Copy out the data in full and exactly, passing over the pictures.

■ **Supplied material**:
· · · · ·

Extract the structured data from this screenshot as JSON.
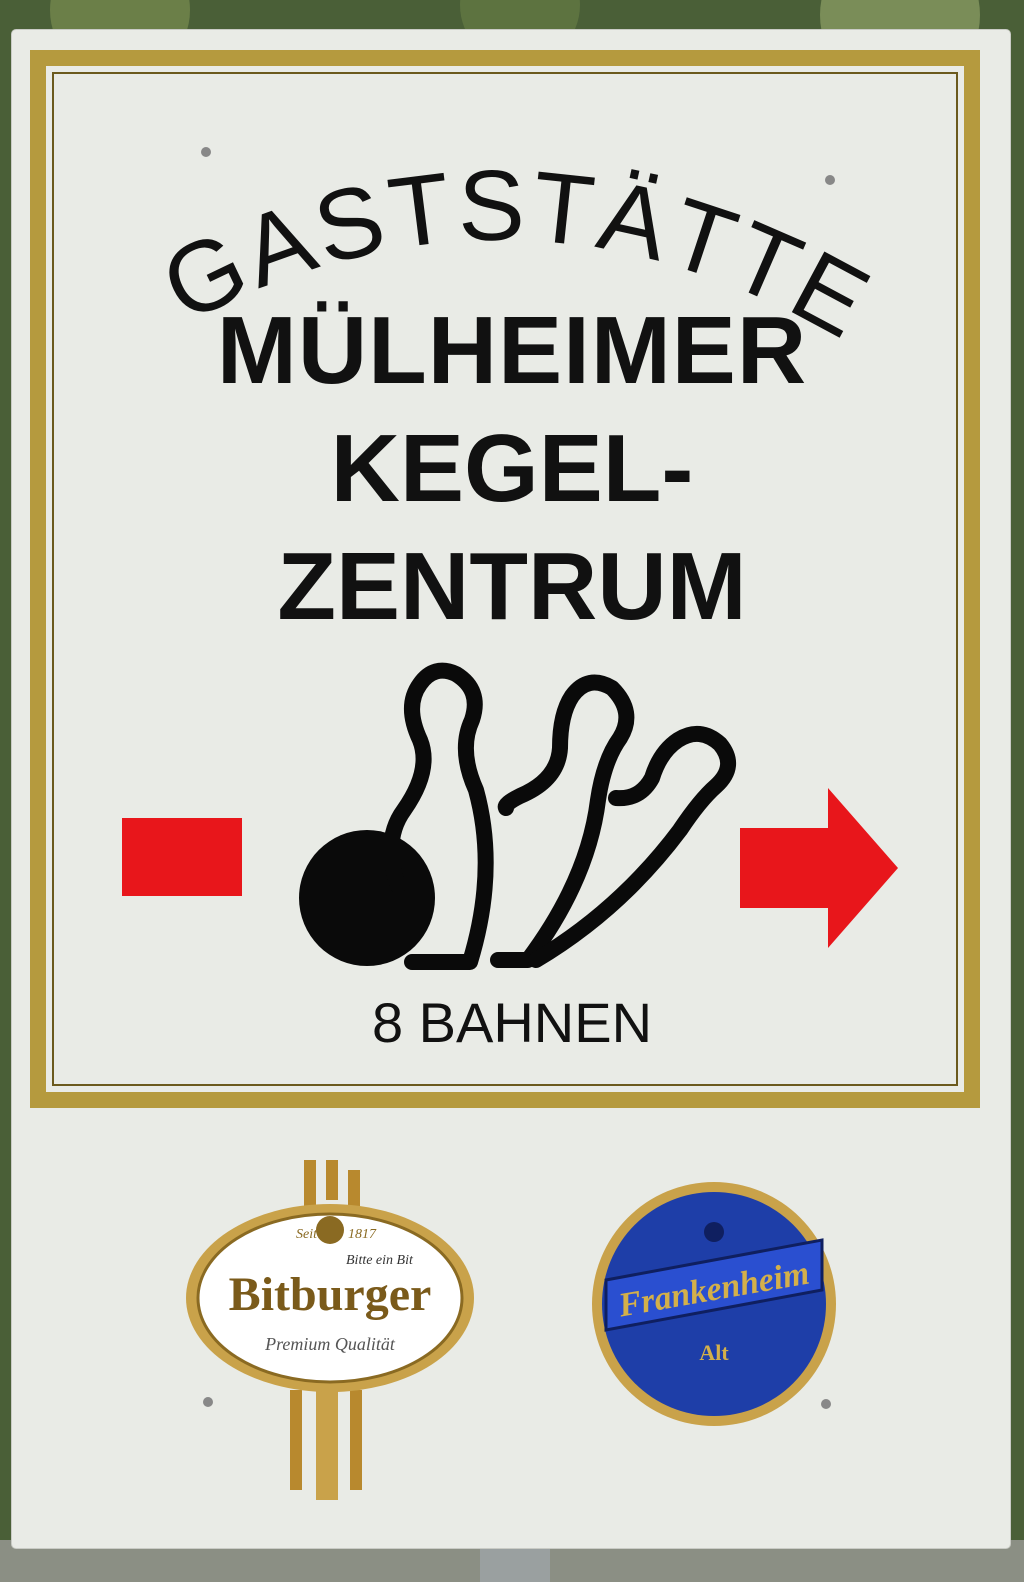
{
  "sign": {
    "arched_title": "GASTSTÄTTE",
    "name_line1": "MÜLHEIMER",
    "name_line2": "KEGEL-",
    "name_line3": "ZENTRUM",
    "lanes": "8 BAHNEN"
  },
  "logos": {
    "bitburger": {
      "since": "Seit",
      "year": "1817",
      "slogan": "Bitte ein Bit",
      "brand": "Bitburger",
      "tagline": "Premium Qualität"
    },
    "frankenheim": {
      "brand": "Frankenheim",
      "type": "Alt"
    }
  },
  "colors": {
    "gold": "#b59a3e",
    "red": "#e8161b",
    "blue": "#1e3ea8",
    "sign": "#e9ebe6"
  }
}
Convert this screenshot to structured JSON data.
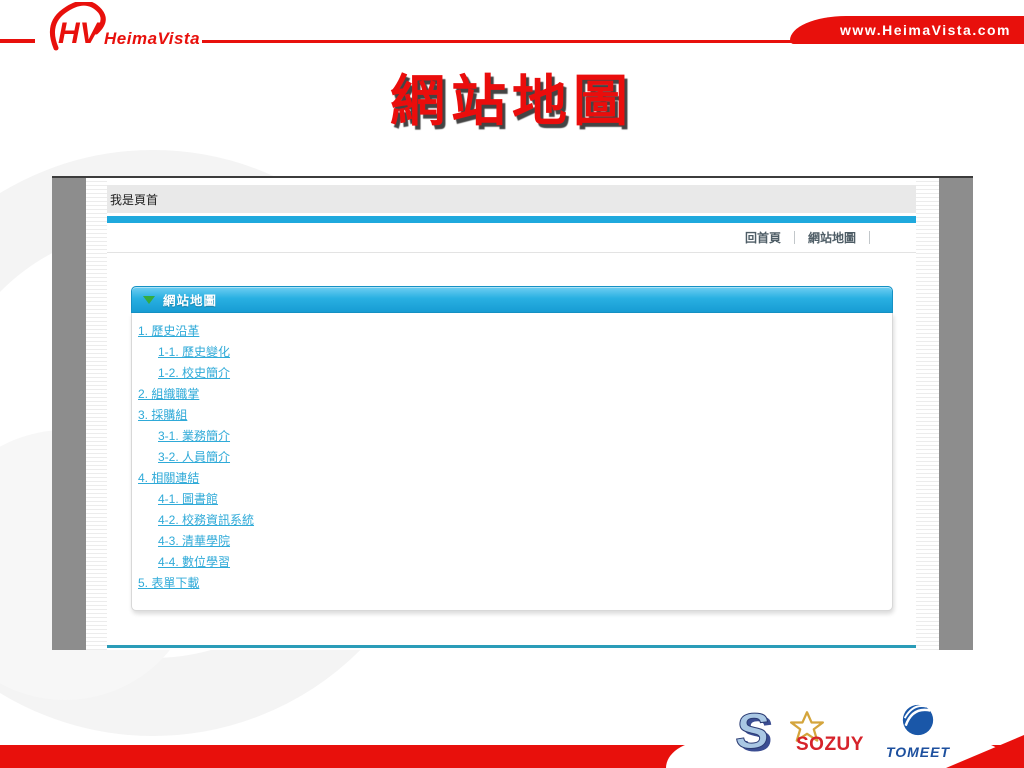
{
  "colors": {
    "brand_red": "#e8100c",
    "cyan_bar": "#1fa9dd",
    "link_blue": "#2faad8",
    "teal_line": "#2a9cb8",
    "arrow_green": "#35ab3f",
    "gray_strip": "#8d8d8d"
  },
  "header": {
    "logo_monogram": "HV",
    "logo_name": "HeimaVista",
    "url": "www.HeimaVista.com"
  },
  "slide_title": "網站地圖",
  "browser_page": {
    "header_bar_text": "我是頁首",
    "nav_links": [
      "回首頁",
      "網站地圖"
    ],
    "sitemap": {
      "panel_title": "網站地圖",
      "links": [
        {
          "label": "1. 歷史沿革",
          "level": 0
        },
        {
          "label": "1-1. 歷史變化",
          "level": 1
        },
        {
          "label": "1-2. 校史簡介",
          "level": 1
        },
        {
          "label": "2. 組織職掌",
          "level": 0
        },
        {
          "label": "3. 採購組",
          "level": 0
        },
        {
          "label": "3-1. 業務簡介",
          "level": 1
        },
        {
          "label": "3-2. 人員簡介",
          "level": 1
        },
        {
          "label": "4. 相關連結",
          "level": 0
        },
        {
          "label": "4-1. 圖書館",
          "level": 1
        },
        {
          "label": "4-2. 校務資訊系統",
          "level": 1
        },
        {
          "label": "4-3. 清華學院",
          "level": 1
        },
        {
          "label": "4-4. 數位學習",
          "level": 1
        },
        {
          "label": "5. 表單下載",
          "level": 0
        }
      ]
    }
  },
  "partner_logos": {
    "mascot_glyph": "S",
    "soquy_label": "SOZUY",
    "tomeet_label": "TOMEET"
  }
}
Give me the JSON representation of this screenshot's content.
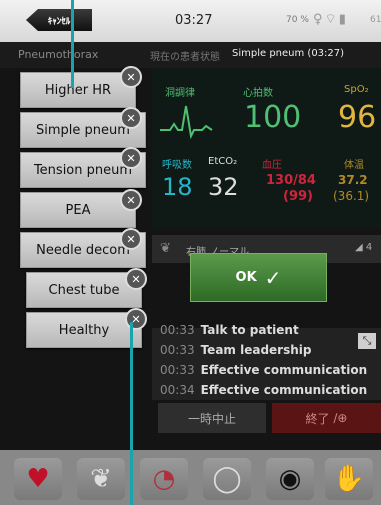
{
  "status_bar": {
    "cancel_label": "ｷｬﾝｾﾙ",
    "time": "03:27",
    "battery_left": "70 %",
    "battery_right": "61"
  },
  "header": {
    "scenario": "Pneumothorax",
    "state_label": "現在の患者状態",
    "state_value": "Simple pneum (03:27)"
  },
  "vitals": {
    "rhythm_label": "洞調律",
    "hr_label": "心拍数",
    "hr_value": "100",
    "spo2_label": "SpO₂",
    "spo2_value": "96",
    "rr_label": "呼吸数",
    "rr_value": "18",
    "etco2_label": "EtCO₂",
    "etco2_value": "32",
    "bp_label": "血圧",
    "bp_value": "130/84",
    "bp_mean": "(99)",
    "temp_label": "体温",
    "temp_value": "37.2",
    "temp_sub": "(36.1)"
  },
  "breath_banner": {
    "text": "右肺 ノーマル",
    "signal": "◢ 4"
  },
  "ok_button": {
    "label": "OK",
    "check": "✓"
  },
  "log": [
    {
      "time": "00:33",
      "event": "Talk to patient"
    },
    {
      "time": "00:33",
      "event": "Team leadership"
    },
    {
      "time": "00:33",
      "event": "Effective communication"
    },
    {
      "time": "00:34",
      "event": "Effective communication"
    }
  ],
  "controls": {
    "pause": "一時中止",
    "end": "終了"
  },
  "commands": [
    {
      "label": "Higher HR"
    },
    {
      "label": "Simple pneum"
    },
    {
      "label": "Tension pneum"
    },
    {
      "label": "PEA"
    },
    {
      "label": "Needle decom"
    },
    {
      "label": "Chest tube"
    },
    {
      "label": "Healthy"
    }
  ],
  "dock_icons": [
    "heart-icon",
    "lungs-icon",
    "stomach-icon",
    "speech-bubble-icon",
    "eye-icon",
    "gloves-icon"
  ],
  "colors": {
    "green": "#4fbf73",
    "cyan": "#24b7c9",
    "red": "#d0243c",
    "orange": "#b08a2a",
    "accent": "#1aa3ad"
  }
}
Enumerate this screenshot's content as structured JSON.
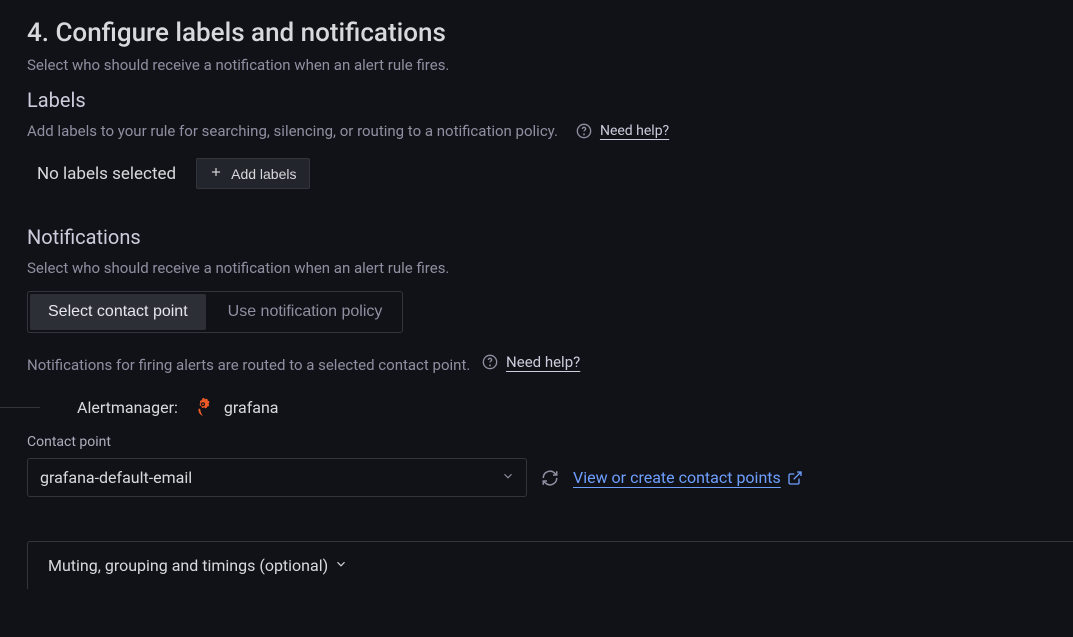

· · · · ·

■ **Response**:
Extract the structured data from this screenshot as JSON.
{
  "sign": {
    "arched_title": "GASTSTÄTTE",
    "name_line1": "MÜLHEIMER",
    "name_line2": "KEGEL-",
    "name_line3": "ZENTRUM",
    "lanes": "8 BAHNEN"
  },
  "logos": {
    "bitburger": {
      "since": "Seit",
      "year": "1817",
      "slogan": "Bitte ein Bit",
      "brand": "Bitburger",
      "tagline": "Premium Qualität"
    },
    "frankenheim": {
      "brand": "Frankenheim",
      "type": "Alt"
    }
  },
  "colors": {
    "gold": "#b59a3e",
    "red": "#e8161b",
    "blue": "#1e3ea8",
    "sign": "#e9ebe6"
  }
}
Convert this screenshot to structured JSON data.
{
  "colors": {
    "brand_red": "#e8100c",
    "cyan_bar": "#1fa9dd",
    "link_blue": "#2faad8",
    "teal_line": "#2a9cb8",
    "arrow_green": "#35ab3f",
    "gray_strip": "#8d8d8d"
  },
  "header": {
    "logo_monogram": "HV",
    "logo_name": "HeimaVista",
    "url": "www.HeimaVista.com"
  },
  "slide_title": "網站地圖",
  "browser_page": {
    "header_bar_text": "我是頁首",
    "nav_links": [
      "回首頁",
      "網站地圖"
    ],
    "sitemap": {
      "panel_title": "網站地圖",
      "links": [
        {
          "label": "1. 歷史沿革",
          "level": 0
        },
        {
          "label": "1-1. 歷史變化",
          "level": 1
        },
        {
          "label": "1-2. 校史簡介",
          "level": 1
        },
        {
          "label": "2. 組織職掌",
          "level": 0
        },
        {
          "label": "3. 採購組",
          "level": 0
        },
        {
          "label": "3-1. 業務簡介",
          "level": 1
        },
        {
          "label": "3-2. 人員簡介",
          "level": 1
        },
        {
          "label": "4. 相關連結",
          "level": 0
        },
        {
          "label": "4-1. 圖書館",
          "level": 1
        },
        {
          "label": "4-2. 校務資訊系統",
          "level": 1
        },
        {
          "label": "4-3. 清華學院",
          "level": 1
        },
        {
          "label": "4-4. 數位學習",
          "level": 1
        },
        {
          "label": "5. 表單下載",
          "level": 0
        }
      ]
    }
  },
  "partner_logos": {
    "mascot_glyph": "S",
    "soquy_label": "SOZUY",
    "tomeet_label": "TOMEET"
  }
}
Give me the JSON representation of this screenshot's content.
{
  "status_bar": {
    "cancel_label": "ｷｬﾝｾﾙ",
    "time": "03:27",
    "battery_left": "70 %",
    "battery_right": "61"
  },
  "header": {
    "scenario": "Pneumothorax",
    "state_label": "現在の患者状態",
    "state_value": "Simple pneum (03:27)"
  },
  "vitals": {
    "rhythm_label": "洞調律",
    "hr_label": "心拍数",
    "hr_value": "100",
    "spo2_label": "SpO₂",
    "spo2_value": "96",
    "rr_label": "呼吸数",
    "rr_value": "18",
    "etco2_label": "EtCO₂",
    "etco2_value": "32",
    "bp_label": "血圧",
    "bp_value": "130/84",
    "bp_mean": "(99)",
    "temp_label": "体温",
    "temp_value": "37.2",
    "temp_sub": "(36.1)"
  },
  "breath_banner": {
    "text": "右肺 ノーマル",
    "signal": "◢ 4"
  },
  "ok_button": {
    "label": "OK",
    "check": "✓"
  },
  "log": [
    {
      "time": "00:33",
      "event": "Talk to patient"
    },
    {
      "time": "00:33",
      "event": "Team leadership"
    },
    {
      "time": "00:33",
      "event": "Effective communication"
    },
    {
      "time": "00:34",
      "event": "Effective communication"
    }
  ],
  "controls": {
    "pause": "一時中止",
    "end": "終了"
  },
  "commands": [
    {
      "label": "Higher HR"
    },
    {
      "label": "Simple pneum"
    },
    {
      "label": "Tension pneum"
    },
    {
      "label": "PEA"
    },
    {
      "label": "Needle decom"
    },
    {
      "label": "Chest tube"
    },
    {
      "label": "Healthy"
    }
  ],
  "dock_icons": [
    "heart-icon",
    "lungs-icon",
    "stomach-icon",
    "speech-bubble-icon",
    "eye-icon",
    "gloves-icon"
  ],
  "colors": {
    "green": "#4fbf73",
    "cyan": "#24b7c9",
    "red": "#d0243c",
    "orange": "#b08a2a",
    "accent": "#1aa3ad"
  }
}
Enumerate this screenshot's content as structured JSON.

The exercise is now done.